Exhaust jet mixing - aircraft design, Other Engineering

Exhaust Jet Mixing:

Figure shows that the noise from the exhaust jet is the main contributor to the total noise generated by a low by-pass ratio turbo-fan. For a turbo-jet the noise from the exhaust is an even greater contributor to the whole. Fortunately it is comparatively easy to reduce the noise by increasing the mixture rate of the exhaust gases with the atmosphere. This can be achieved by increasing the contact area of the atmosphere with the gas stream by incorporating a corrugated or lobe-type suppresser in the propelling nozzle.

The addition of a corrugate nozzle gives the effect shown in figure 7.16. In the corrugated nozzle, atmospheric air flows down the outside corrugations and into the exhaust jet to promote rapid mixing. In the lobe-type nozzle, the exhaust gases are divided to flow through the lobes and a small central nozzle. This forms a number of separate exhaust jets which rapidly mix with the air entrained by the suppresser lobes. Deep corrugations or lobes give a greater noise reduction, but the penalties incurred limit the size of the suppressers, eg. to achieve the required nozzle area, the overall diameter of the suppresser may have to be so large that excessive drag results.

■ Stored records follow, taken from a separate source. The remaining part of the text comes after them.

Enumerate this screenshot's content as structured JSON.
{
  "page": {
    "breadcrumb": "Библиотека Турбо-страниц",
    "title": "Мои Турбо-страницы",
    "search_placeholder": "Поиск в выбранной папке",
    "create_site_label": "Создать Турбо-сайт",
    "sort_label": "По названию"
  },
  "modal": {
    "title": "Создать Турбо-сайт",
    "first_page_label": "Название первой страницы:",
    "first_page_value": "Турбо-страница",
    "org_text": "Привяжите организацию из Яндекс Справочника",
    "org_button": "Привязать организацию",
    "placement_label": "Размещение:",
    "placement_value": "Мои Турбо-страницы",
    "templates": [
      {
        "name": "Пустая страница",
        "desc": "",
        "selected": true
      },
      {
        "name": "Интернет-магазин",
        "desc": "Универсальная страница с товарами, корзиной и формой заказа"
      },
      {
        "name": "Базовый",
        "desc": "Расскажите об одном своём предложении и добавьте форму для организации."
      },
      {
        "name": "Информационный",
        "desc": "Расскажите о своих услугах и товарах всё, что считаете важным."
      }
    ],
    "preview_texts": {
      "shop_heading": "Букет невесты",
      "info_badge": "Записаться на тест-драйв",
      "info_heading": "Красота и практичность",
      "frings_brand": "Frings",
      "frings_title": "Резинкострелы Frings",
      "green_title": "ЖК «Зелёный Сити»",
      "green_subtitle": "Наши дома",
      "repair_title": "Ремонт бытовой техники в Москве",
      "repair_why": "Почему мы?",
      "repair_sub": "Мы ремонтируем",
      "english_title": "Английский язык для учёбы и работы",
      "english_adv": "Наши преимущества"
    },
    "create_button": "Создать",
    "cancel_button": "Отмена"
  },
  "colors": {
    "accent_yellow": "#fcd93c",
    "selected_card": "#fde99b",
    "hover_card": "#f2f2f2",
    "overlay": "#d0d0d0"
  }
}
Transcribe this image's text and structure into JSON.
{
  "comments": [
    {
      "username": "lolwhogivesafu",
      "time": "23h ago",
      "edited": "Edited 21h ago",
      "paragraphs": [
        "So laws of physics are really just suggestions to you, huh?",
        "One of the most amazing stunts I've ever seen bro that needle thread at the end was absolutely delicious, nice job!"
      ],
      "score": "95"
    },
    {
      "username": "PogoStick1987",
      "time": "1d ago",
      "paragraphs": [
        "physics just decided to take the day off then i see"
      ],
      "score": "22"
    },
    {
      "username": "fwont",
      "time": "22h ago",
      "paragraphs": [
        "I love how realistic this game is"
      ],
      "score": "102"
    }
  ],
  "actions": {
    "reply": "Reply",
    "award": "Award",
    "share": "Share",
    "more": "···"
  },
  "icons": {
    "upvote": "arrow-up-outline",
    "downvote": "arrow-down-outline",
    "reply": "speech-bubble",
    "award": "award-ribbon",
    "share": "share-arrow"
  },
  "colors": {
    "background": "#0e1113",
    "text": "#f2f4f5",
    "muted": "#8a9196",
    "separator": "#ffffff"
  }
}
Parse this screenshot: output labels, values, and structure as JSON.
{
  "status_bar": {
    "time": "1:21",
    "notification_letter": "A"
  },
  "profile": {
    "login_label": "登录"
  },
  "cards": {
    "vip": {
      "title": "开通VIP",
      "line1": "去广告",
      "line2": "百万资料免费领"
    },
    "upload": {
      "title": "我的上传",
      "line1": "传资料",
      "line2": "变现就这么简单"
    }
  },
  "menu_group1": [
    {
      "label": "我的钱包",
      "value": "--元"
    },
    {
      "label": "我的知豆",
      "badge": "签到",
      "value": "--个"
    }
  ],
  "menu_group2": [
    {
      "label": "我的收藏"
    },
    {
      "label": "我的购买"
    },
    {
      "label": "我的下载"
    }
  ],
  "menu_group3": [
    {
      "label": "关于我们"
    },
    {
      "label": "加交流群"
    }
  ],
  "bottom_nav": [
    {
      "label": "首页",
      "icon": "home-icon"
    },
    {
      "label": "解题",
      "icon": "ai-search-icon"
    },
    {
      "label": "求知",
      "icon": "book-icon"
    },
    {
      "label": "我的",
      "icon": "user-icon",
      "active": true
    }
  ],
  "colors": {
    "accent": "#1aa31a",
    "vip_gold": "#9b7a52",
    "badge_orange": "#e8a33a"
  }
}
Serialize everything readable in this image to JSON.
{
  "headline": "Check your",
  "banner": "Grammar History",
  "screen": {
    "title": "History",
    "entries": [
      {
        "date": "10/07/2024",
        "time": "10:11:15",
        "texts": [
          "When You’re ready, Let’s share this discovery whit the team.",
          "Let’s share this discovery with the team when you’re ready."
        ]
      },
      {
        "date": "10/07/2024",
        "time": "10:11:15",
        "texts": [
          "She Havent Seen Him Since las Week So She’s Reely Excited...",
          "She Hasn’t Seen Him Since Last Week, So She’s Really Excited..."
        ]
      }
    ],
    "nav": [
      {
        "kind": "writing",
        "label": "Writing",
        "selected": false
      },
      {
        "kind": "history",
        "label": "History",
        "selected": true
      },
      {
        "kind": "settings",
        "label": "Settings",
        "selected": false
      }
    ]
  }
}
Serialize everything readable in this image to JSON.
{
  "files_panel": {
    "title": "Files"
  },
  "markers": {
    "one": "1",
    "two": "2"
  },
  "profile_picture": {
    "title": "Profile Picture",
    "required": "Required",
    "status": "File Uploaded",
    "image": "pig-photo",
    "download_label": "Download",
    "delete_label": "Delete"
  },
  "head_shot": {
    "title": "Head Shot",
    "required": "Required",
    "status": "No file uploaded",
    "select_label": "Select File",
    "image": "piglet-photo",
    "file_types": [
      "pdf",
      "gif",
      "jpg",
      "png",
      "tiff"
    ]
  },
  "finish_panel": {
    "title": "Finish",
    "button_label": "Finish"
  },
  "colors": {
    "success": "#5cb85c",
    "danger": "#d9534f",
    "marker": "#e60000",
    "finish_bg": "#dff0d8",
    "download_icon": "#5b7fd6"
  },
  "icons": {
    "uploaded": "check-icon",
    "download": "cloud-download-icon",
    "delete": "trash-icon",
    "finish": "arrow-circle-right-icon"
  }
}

A nozzle may be designed to give a large reduction in noise level, but this could incur a considerable weight penalty due to the additional strengthening required. A compromise that gives a noticeable reduction in noise level with the minimum sacrifice of engine thrust or increase in weight is, therefore, the designer's aim.

 

 

1979_Exhaust Jet Mixing.png

Posted Date: 9/12/2012 2:08:05 AM | Location : United States







Related Discussions:- Exhaust jet mixing - aircraft design, Assignment Help, Ask Question on Exhaust jet mixing - aircraft design, Get Answer, Expert's Help, Exhaust jet mixing - aircraft design Discussions

Write discussion on Exhaust jet mixing - aircraft design
Your posts are moderated
Related Questions
software development cycle for 8086

PROPELLER TORQUE Propeller torque is produced by the aerodynamic drag on the blades when in motion. Propeller torque acts in the plane of rotation and opposes engine torque.

FLUID (LIQUID) ICE PROTECTION SYSTEMS: Liquid ice protection systems can be used as either anti-ice or de-ice systems.  The system is designed to project a film or fluid over t

main() { int i; i=i+2*i++; printf("%d",i); }

Derive an expression for electron concentration in conduction band and hole concentration in valance band

We will need to use several different flow models as we go along. It is crucial to understand the simplifications used to obtain these models because these limit the validity of th

Process of fire risk assessment: In the UK, the process for  the FRA came out of the process for a general risk assessment. In a general risk assessment hazards are identif


ceramics under heat

Allowances for pattern : A pattern is always made larger than the required size of the casting in order to allow for various factor, such as shrinkage, machining, distortion and r